Age: Middle Jurassic (174.1 - 163.5 Million Years Ago)
Location: Dubki Clay Quarry, Volga River Basin, Saratov Region, Russia
Specimen Size: approximately 1"
Ammonite fossils with pyrite as its replacement mineral.
Ammonites are cut in half to expose their internal chambers, phragmocone, encrusted with pyrite crystals. Near Saratov beautiful pyritized ammonites are found in the Dubki clay quarry. These are found in the so-called Lamberti zone and come from the upper Callovian, part of the Middle Jurassic period.
Originating from within the bactritoid nautiloids, the ammonoid cephalopods first appeared in the Devonian (circa 409 million years ago) and became virtually extinct at the close of the Cretaceous (66 Mya) along with the dinosaurs. The classification of ammonoids is based in part on the ornamentation and structure of the septa comprising their shells' gas chambers.

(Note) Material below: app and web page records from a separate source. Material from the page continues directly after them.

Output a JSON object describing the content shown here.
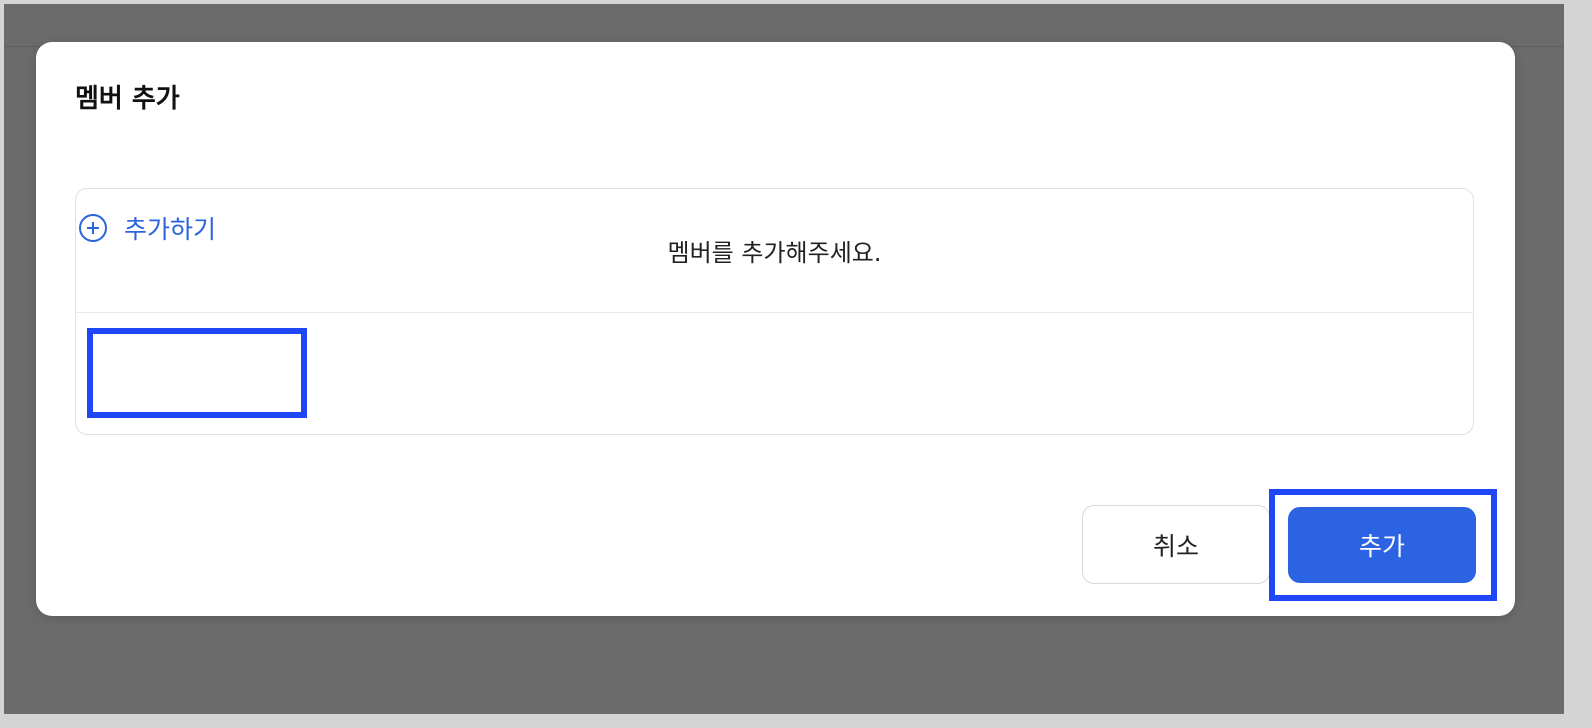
{
  "modal": {
    "title": "멤버 추가",
    "empty_message": "멤버를 추가해주세요.",
    "add_member_label": "추가하기",
    "add_member_icon": "plus-circle-icon",
    "cancel_label": "취소",
    "submit_label": "추가"
  },
  "colors": {
    "accent": "#2b63e3",
    "highlight": "#1f47f5",
    "overlay": "#6b6b6b"
  }
}
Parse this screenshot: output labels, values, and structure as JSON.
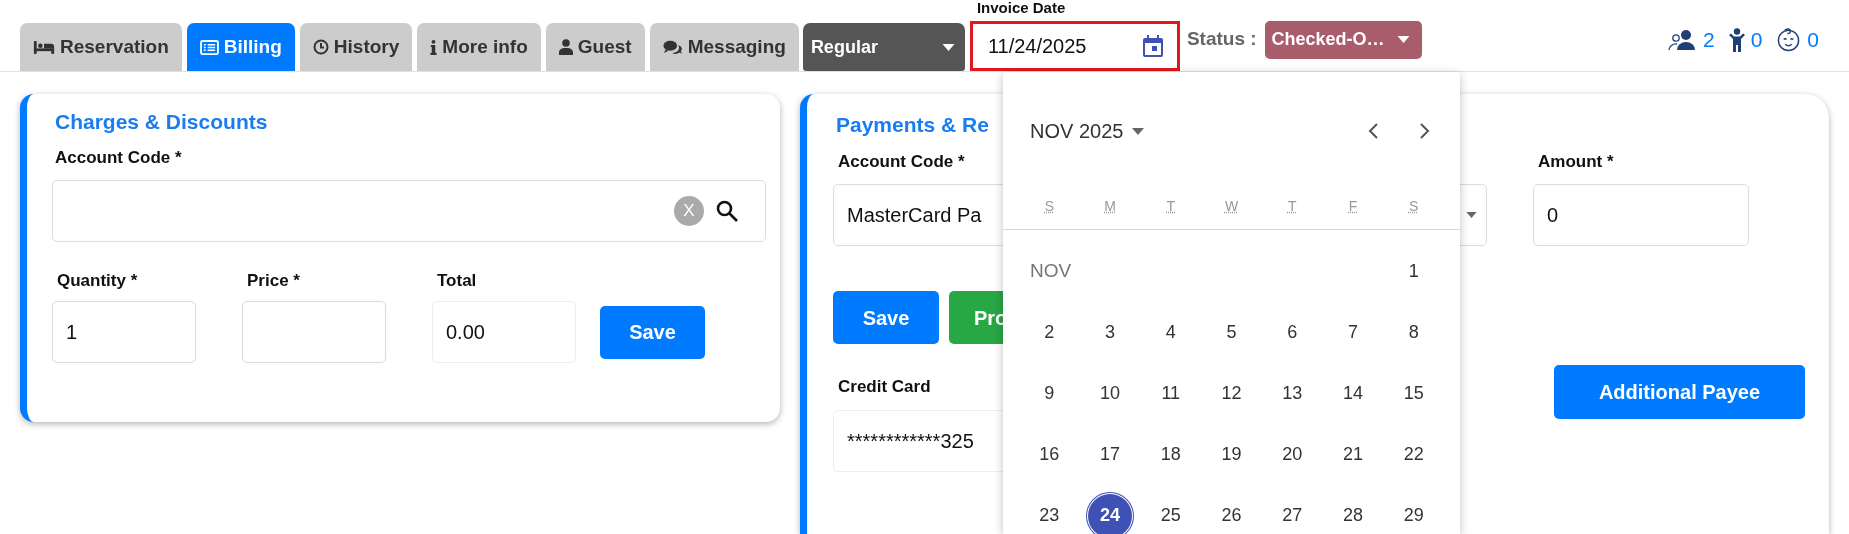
{
  "tabs": [
    {
      "label": "Reservation",
      "selected": false
    },
    {
      "label": "Billing",
      "selected": true
    },
    {
      "label": "History",
      "selected": false
    },
    {
      "label": "More info",
      "selected": false
    },
    {
      "label": "Guest",
      "selected": false
    },
    {
      "label": "Messaging",
      "selected": false
    }
  ],
  "rate_select": {
    "value": "Regular"
  },
  "invoice_date": {
    "label": "Invoice Date",
    "value": "11/24/2025"
  },
  "status": {
    "label": "Status :",
    "value": "Checked-O…"
  },
  "occupancy": [
    {
      "kind": "adults",
      "count": "2"
    },
    {
      "kind": "children",
      "count": "0"
    },
    {
      "kind": "infants",
      "count": "0"
    }
  ],
  "charges_card": {
    "title": "Charges & Discounts",
    "account_code": {
      "label": "Account Code *",
      "clear": "X"
    },
    "quantity": {
      "label": "Quantity *",
      "value": "1"
    },
    "price": {
      "label": "Price *"
    },
    "total": {
      "label": "Total",
      "value": "0.00"
    },
    "save_button": "Save"
  },
  "payments_card": {
    "title": "Payments & Re",
    "account_code": {
      "label": "Account Code *",
      "value": "MasterCard Pa"
    },
    "amount": {
      "label": "Amount *",
      "value": "0"
    },
    "save_button": "Save",
    "second_button": "Pro",
    "credit_card": {
      "label": "Credit Card",
      "value": "************325"
    },
    "additional_payee_button": "Additional Payee"
  },
  "calendar": {
    "month_label": "NOV 2025",
    "weekdays": [
      "S",
      "M",
      "T",
      "W",
      "T",
      "F",
      "S"
    ],
    "month_short": "NOV",
    "weeks": [
      [
        {
          "day": "1",
          "selected": false
        }
      ],
      [
        {
          "day": "2",
          "selected": false
        },
        {
          "day": "3",
          "selected": false
        },
        {
          "day": "4",
          "selected": false
        },
        {
          "day": "5",
          "selected": false
        },
        {
          "day": "6",
          "selected": false
        },
        {
          "day": "7",
          "selected": false
        },
        {
          "day": "8",
          "selected": false
        }
      ],
      [
        {
          "day": "9",
          "selected": false
        },
        {
          "day": "10",
          "selected": false
        },
        {
          "day": "11",
          "selected": false
        },
        {
          "day": "12",
          "selected": false
        },
        {
          "day": "13",
          "selected": false
        },
        {
          "day": "14",
          "selected": false
        },
        {
          "day": "15",
          "selected": false
        }
      ],
      [
        {
          "day": "16",
          "selected": false
        },
        {
          "day": "17",
          "selected": false
        },
        {
          "day": "18",
          "selected": false
        },
        {
          "day": "19",
          "selected": false
        },
        {
          "day": "20",
          "selected": false
        },
        {
          "day": "21",
          "selected": false
        },
        {
          "day": "22",
          "selected": false
        }
      ],
      [
        {
          "day": "23",
          "selected": false
        },
        {
          "day": "24",
          "selected": true
        },
        {
          "day": "25",
          "selected": false
        },
        {
          "day": "26",
          "selected": false
        },
        {
          "day": "27",
          "selected": false
        },
        {
          "day": "28",
          "selected": false
        },
        {
          "day": "29",
          "selected": false
        }
      ]
    ]
  }
}
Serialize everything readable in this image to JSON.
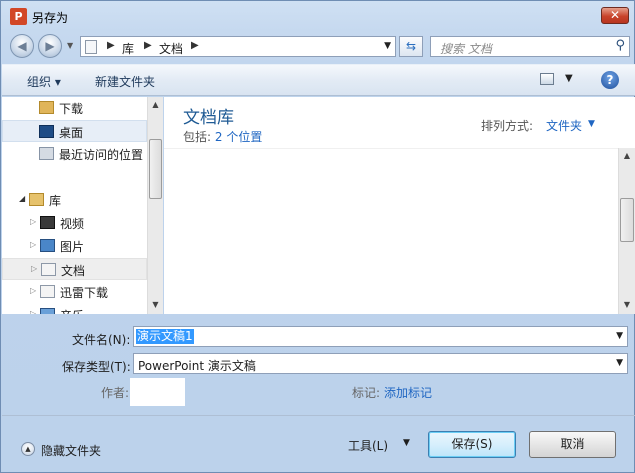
{
  "window": {
    "title": "另存为",
    "app_icon_text": "P"
  },
  "address": {
    "parts": [
      "库",
      "文档"
    ],
    "search_placeholder": "搜索 文档"
  },
  "toolbar": {
    "organize": "组织 ▾",
    "new_folder": "新建文件夹"
  },
  "nav": {
    "items": [
      {
        "label": "下载"
      },
      {
        "label": "桌面"
      },
      {
        "label": "最近访问的位置"
      },
      {
        "label": "库"
      },
      {
        "label": "视频"
      },
      {
        "label": "图片"
      },
      {
        "label": "文档"
      },
      {
        "label": "迅雷下载"
      },
      {
        "label": "音乐"
      }
    ]
  },
  "content": {
    "library_title": "文档库",
    "includes_label": "包括:",
    "includes_link": "2 个位置",
    "arrange_label": "排列方式:",
    "arrange_value": "文件夹"
  },
  "form": {
    "filename_label": "文件名(N):",
    "filename_value": "演示文稿1",
    "filetype_label": "保存类型(T):",
    "filetype_value": "PowerPoint 演示文稿",
    "author_label": "作者:",
    "tags_label": "标记:",
    "tags_link": "添加标记"
  },
  "footer": {
    "hide_folders": "隐藏文件夹",
    "tools": "工具(L)",
    "save": "保存(S)",
    "cancel": "取消"
  },
  "colors": {
    "accent": "#1f66c2",
    "selection": "#3399ff",
    "title_green": "#1e5a94"
  }
}
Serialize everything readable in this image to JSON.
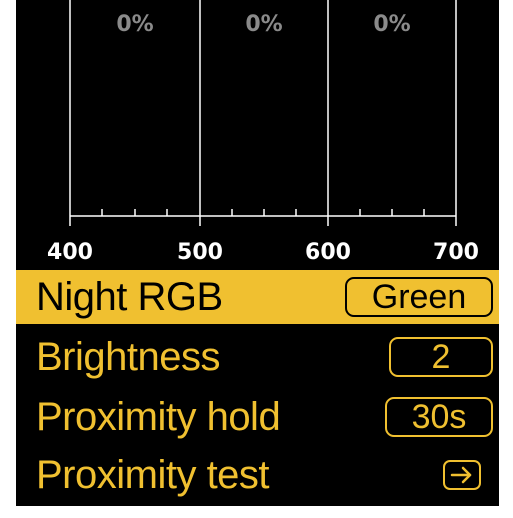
{
  "spectrum": {
    "bands": [
      {
        "label": "0%"
      },
      {
        "label": "0%"
      },
      {
        "label": "0%"
      }
    ],
    "axis": {
      "ticks": [
        "400",
        "500",
        "600",
        "700"
      ]
    },
    "colors": {
      "background": "#000000",
      "percent_text": "#8a8a8a",
      "axis": "#ffffff"
    }
  },
  "menu": {
    "accent_color": "#f0c030",
    "items": [
      {
        "label": "Night RGB",
        "value": "Green",
        "selected": true
      },
      {
        "label": "Brightness",
        "value": "2",
        "selected": false
      },
      {
        "label": "Proximity hold",
        "value": "30s",
        "selected": false
      },
      {
        "label": "Proximity test",
        "icon": "arrow-right-icon",
        "selected": false
      }
    ]
  }
}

Because ammonites and their close relatives are extinct, little is known about their way of life. Their soft body parts are very rarely preserved in any detail. Nonetheless, much has been worked out by examining ammonoid shells and by using models of these shells in water tanks.
Many ammonoids probably lived in the open water of ancient seas, rather than at the sea bottom, because their fossils are often found in rocks laid down under conditions where no bottom-dwelling life is found. Many of them (such as Oxynoticeras) are thought to have been good swimmers, with flattened, discus-shaped, streamlined shells, although some ammonoids were less effective swimmers and were likely to have been slow-swimming bottom-dwellers. Synchrotron analysis of an aptychophoran ammonite revealed remains of isopod and mollusc larvae in its buccal cavity, indicating at least this kind of ammonite fed on plankton. They may have avoided predation by squirting ink, much like modern cephalopods; ink is occasionally preserved in fossil specimens.
The soft body of the creature occupied the largest segments of the shell at the end of the coil. The smaller earlier segments were walled off and the animal could maintain its buoyancy by filling them with gas. Thus, the smaller sections of the coil would have floated above the larger sections.
Many ammonite shells have been found with round holes once interpreted as a result of limpets attaching themselves to the shells. However, the triangular formation of the holes, their size and shape, and their presence on both sides of the shells, corresponding to the upper and lower jaws, is more likely evidence of the bite of a medium-sized mosasaur preying upon ammonites.
Some ammonites appear to have lived in cold seeps and even reproduced there.